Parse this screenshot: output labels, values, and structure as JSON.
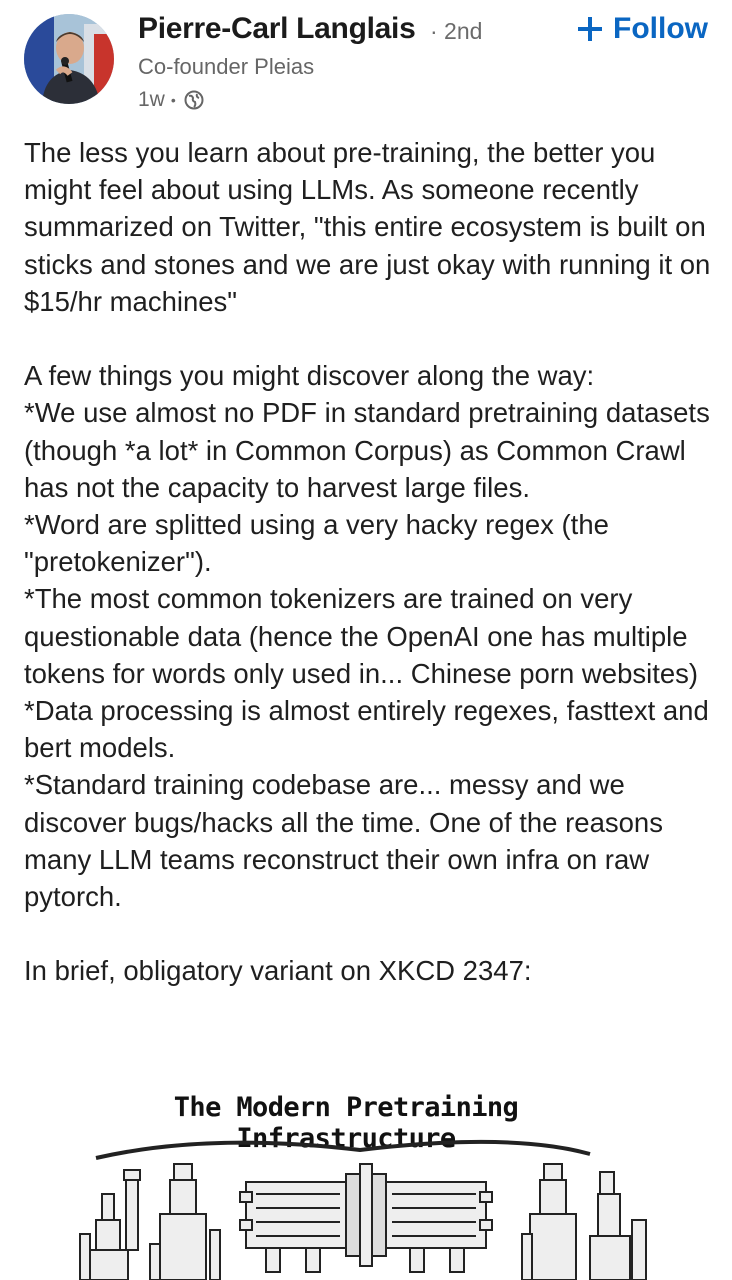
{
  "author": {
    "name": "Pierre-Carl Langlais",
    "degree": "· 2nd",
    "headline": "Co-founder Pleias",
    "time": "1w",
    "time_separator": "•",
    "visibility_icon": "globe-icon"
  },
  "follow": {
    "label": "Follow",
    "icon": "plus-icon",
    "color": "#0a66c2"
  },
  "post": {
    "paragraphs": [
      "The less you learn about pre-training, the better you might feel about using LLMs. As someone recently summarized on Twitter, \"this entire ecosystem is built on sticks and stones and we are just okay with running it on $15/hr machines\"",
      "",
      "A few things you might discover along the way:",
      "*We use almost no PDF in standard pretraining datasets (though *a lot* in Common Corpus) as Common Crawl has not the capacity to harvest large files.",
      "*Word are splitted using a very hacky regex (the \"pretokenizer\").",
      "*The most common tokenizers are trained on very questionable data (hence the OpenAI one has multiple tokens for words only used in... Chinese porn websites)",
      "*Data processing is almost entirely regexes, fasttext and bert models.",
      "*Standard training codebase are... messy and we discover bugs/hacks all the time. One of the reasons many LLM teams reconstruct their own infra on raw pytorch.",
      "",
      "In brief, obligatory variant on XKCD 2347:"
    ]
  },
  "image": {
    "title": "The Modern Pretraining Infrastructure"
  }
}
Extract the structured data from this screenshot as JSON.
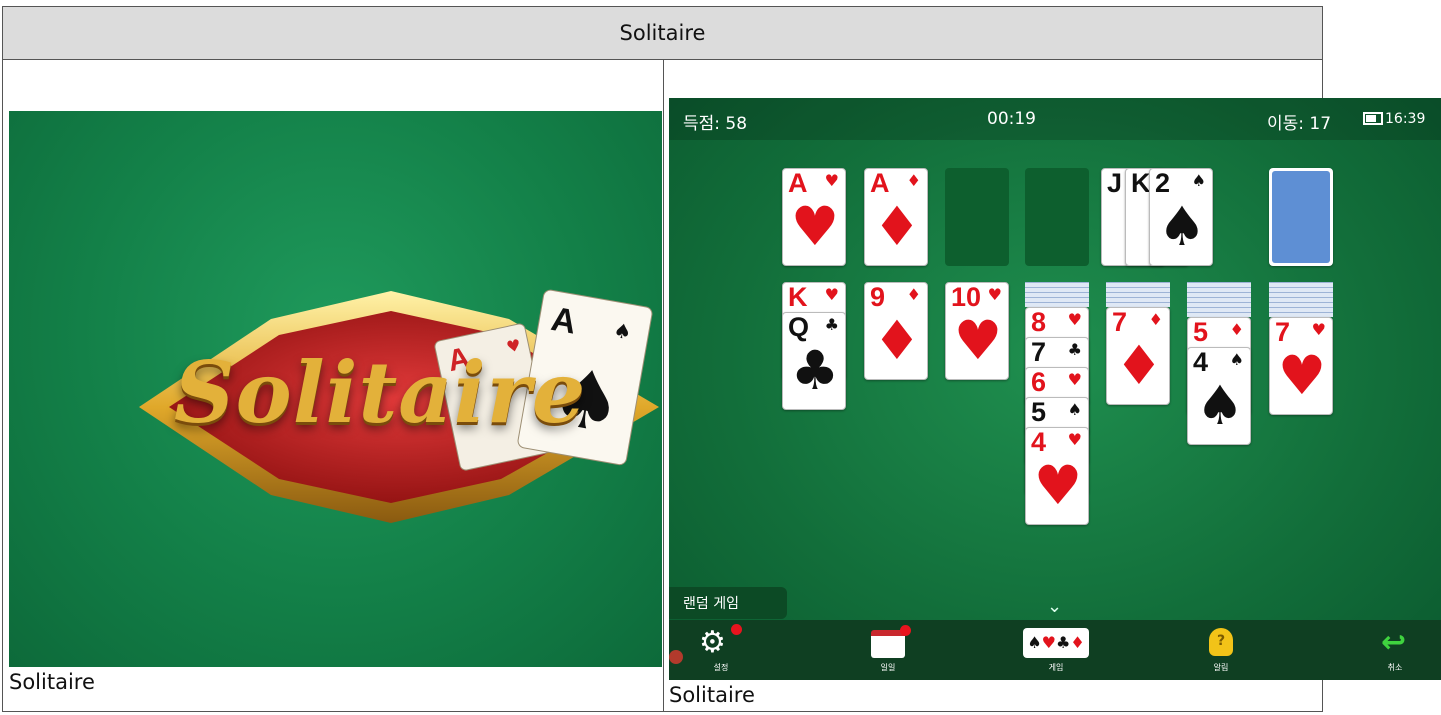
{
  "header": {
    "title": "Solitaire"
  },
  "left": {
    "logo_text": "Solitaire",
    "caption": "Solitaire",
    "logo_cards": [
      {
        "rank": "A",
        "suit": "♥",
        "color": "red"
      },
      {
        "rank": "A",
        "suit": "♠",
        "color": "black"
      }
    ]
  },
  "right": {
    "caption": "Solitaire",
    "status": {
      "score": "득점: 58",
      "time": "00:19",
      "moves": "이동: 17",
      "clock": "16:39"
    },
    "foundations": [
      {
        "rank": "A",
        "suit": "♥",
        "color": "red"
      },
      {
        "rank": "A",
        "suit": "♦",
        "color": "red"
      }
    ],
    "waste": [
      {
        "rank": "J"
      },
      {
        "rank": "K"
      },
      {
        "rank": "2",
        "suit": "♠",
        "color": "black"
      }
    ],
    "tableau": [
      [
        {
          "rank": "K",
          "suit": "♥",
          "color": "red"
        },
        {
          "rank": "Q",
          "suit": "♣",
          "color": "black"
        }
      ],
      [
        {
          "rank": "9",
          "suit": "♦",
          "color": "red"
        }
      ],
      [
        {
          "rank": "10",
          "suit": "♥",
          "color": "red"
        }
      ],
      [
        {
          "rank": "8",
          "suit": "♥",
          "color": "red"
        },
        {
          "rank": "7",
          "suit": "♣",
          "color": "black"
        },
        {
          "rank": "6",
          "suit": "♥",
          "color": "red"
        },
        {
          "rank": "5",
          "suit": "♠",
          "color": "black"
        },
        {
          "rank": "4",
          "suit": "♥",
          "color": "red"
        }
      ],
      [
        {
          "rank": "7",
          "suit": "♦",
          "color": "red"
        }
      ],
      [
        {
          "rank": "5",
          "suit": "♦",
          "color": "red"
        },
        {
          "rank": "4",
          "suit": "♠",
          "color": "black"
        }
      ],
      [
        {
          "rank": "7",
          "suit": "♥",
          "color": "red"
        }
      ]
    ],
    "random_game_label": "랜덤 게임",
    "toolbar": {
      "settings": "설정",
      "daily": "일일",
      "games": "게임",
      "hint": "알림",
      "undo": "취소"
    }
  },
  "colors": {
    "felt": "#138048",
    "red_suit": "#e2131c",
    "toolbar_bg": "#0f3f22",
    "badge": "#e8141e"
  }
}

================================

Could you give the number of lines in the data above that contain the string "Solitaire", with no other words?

4